In order to achieve a sustainable solution to the Syrian conflict, Russia will also potentially see satisfying several outside actors, including the United States and Israel, about the Iranian presence as a bargaining chip. In the future, Russia might cast the Iranian presence as a common nuisance whose removal could produce a satisfactory situation for everyone. Russia has already put some greater pressure on Iran, for instance by expanding the buffer zone at the Israeli-Syrian border.
Potential Courses of Action
However, regardless of the possibility for cooperation with Russia, there is no doubt that addressing the Iranian presence in Syria is necessary in order to establish a more stable situation in Syria. Furthermore, removing the Iranian presence from Syria appears to be one of the few opportunities for international cooperation in what has proved to be an otherwise intractable conflict.
That being said, neither the current policy of intermittent Israeli airstrikeson Iranian targets in eastern Syria nor the ongoing U.S. economic sanctionsare likely going to be able to address this issue. In fact, without more decisive military or diplomatic efforts, they will likely prolongthe crisis in Syria. The parties involved in the Syrian conflict that oppose the Iranian presence therefore must choose between two options if they hope to achieve a common goal of removing the Iranian roadblock from an already complicated peace process: a coordinated diplomatic route or coordinated military route.
Of the two, the diplomatic option should be considered the superior avenue. This option is less costly, and would involve Washington focusing on its attempts to work with Russia on a coordinated push against Iranian influence. Reducing this influence would also require restructuring the Syrian security sector and army as well as ensuring that the Syrian economy is liberated from Iranian control, which must occur through a “deal” achieved through negotiations. The ongoing negotiations between Iran and the United States regarding a return to a nuclear framework may result in a lifting of a number of sanctions on Iran, but so far this deal does not seem to address the question of regional expansion, which the two parties will need to address in the near future.
The second option, if existing pressure is unsuccessful and negotiations fail, will likely be to resort to military confrontation through the framework of an international coalition of local partnerswith Arab and international support. Such a coalition was discussed prior to the Covid-19 pandemic and may well be the only effective approach to dis-entrenching Iranian-backed forces from the country. Without this coalition and direct pressure from individual actors, it will be difficult to ensure that the necessary changes take place at the right time. Even military action, however, has its limitations. It will not root out Iranian influenceinSyrian economic, social, cultural, and security institutions or society, and by nature should be treated as a last resort.

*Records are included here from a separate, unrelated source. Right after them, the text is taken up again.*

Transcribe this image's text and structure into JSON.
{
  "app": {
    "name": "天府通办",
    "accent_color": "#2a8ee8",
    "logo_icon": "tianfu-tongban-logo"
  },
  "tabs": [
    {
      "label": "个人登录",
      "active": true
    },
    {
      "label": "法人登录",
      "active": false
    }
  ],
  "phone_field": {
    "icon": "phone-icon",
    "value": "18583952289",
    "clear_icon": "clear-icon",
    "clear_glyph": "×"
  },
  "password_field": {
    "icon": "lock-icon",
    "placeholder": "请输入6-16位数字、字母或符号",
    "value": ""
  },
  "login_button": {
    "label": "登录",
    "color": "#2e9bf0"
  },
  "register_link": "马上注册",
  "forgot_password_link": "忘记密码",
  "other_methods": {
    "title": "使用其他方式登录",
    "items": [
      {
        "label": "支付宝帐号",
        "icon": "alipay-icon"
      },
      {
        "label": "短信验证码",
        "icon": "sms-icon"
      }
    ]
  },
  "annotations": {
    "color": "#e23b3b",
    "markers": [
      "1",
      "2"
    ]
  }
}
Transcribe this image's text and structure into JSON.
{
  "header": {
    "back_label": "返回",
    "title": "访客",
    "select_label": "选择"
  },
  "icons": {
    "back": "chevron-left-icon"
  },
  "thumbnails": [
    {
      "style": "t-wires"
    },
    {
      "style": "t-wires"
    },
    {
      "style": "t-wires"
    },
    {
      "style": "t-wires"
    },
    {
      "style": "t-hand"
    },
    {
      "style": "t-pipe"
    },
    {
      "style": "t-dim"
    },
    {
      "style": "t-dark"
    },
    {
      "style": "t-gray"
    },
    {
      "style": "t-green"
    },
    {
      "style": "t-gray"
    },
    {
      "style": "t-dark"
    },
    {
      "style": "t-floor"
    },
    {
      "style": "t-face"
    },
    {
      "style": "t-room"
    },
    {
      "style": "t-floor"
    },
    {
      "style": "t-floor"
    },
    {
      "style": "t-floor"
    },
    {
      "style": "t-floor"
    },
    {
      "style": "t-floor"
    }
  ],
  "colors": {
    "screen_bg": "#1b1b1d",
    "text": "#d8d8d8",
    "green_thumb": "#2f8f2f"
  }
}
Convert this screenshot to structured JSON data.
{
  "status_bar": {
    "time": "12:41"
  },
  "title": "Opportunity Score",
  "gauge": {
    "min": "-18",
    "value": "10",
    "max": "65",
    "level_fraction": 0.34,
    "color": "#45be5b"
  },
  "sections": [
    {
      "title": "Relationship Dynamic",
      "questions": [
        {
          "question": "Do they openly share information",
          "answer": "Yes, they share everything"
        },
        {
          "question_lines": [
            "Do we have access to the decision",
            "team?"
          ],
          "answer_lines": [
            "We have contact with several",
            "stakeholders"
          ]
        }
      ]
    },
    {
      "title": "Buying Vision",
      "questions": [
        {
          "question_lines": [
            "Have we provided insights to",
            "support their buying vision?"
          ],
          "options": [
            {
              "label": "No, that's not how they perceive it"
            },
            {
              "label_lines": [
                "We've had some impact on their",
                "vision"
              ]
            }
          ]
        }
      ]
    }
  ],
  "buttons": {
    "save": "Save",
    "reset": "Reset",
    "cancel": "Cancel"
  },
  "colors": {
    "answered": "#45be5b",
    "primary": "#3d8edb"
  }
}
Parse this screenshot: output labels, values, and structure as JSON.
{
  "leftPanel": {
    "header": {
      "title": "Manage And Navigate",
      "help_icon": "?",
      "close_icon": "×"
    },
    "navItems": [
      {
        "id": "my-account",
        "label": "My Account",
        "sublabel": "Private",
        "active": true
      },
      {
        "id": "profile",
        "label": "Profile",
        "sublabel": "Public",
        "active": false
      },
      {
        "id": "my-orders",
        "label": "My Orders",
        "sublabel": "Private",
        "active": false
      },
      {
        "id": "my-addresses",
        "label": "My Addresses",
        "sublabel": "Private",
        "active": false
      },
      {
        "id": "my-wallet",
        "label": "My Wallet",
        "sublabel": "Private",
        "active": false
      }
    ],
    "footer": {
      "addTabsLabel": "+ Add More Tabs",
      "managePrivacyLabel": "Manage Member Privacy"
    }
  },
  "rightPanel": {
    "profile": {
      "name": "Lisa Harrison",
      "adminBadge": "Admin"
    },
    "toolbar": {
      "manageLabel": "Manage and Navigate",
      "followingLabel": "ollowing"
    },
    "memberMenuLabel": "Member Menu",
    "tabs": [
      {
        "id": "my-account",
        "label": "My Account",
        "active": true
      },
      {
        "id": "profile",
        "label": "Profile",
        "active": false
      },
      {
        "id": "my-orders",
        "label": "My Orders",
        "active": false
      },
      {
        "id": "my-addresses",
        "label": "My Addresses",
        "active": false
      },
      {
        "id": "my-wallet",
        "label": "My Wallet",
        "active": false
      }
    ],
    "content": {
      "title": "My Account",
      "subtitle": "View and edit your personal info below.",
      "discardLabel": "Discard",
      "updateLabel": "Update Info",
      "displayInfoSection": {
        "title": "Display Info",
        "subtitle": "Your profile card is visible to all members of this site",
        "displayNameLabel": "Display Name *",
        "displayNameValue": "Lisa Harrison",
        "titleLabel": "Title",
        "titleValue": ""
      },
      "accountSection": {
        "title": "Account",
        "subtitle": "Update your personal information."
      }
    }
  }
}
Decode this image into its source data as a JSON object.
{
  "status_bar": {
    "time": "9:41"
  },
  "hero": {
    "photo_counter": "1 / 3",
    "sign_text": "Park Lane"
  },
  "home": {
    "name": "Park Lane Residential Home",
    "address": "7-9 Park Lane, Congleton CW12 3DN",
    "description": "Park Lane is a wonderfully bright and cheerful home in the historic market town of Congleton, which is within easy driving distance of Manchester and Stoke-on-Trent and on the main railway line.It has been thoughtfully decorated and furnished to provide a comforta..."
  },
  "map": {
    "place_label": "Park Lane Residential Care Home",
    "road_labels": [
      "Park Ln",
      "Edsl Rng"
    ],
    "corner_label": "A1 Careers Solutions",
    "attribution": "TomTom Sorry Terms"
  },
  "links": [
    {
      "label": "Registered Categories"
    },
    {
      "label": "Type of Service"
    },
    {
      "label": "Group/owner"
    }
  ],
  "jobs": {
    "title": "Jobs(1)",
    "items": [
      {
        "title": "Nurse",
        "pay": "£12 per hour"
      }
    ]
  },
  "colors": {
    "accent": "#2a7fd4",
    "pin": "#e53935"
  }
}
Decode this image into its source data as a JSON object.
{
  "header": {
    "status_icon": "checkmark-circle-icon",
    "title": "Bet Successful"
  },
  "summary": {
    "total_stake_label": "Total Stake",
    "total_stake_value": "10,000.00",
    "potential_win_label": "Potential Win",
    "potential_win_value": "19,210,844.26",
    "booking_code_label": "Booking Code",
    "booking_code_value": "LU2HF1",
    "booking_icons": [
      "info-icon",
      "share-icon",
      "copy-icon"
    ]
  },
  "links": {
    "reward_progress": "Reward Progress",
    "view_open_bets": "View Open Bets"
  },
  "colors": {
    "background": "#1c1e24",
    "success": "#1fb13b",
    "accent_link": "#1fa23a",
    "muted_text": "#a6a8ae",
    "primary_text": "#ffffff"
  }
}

Iran’s shift in focus to eastern Syria demonstrates that focused pressure—in this case via the United States and Israel—has a clear impact on Iranian operations in Syria. However, it also demonstrates that Iranian-backed forces have little intention of going quietly from Syria. For the sake of a solution in Syria, the United States should work to more closely engage with other interested parties, notably Russia and Israel, to explore a diplomatic approach to this issue of shared concern—while considering a military approach to as a last resort. Hopefully, with successful coordination, removing Iranian militias and their influence can bring Syria closer to a viable solution for sustainable peace.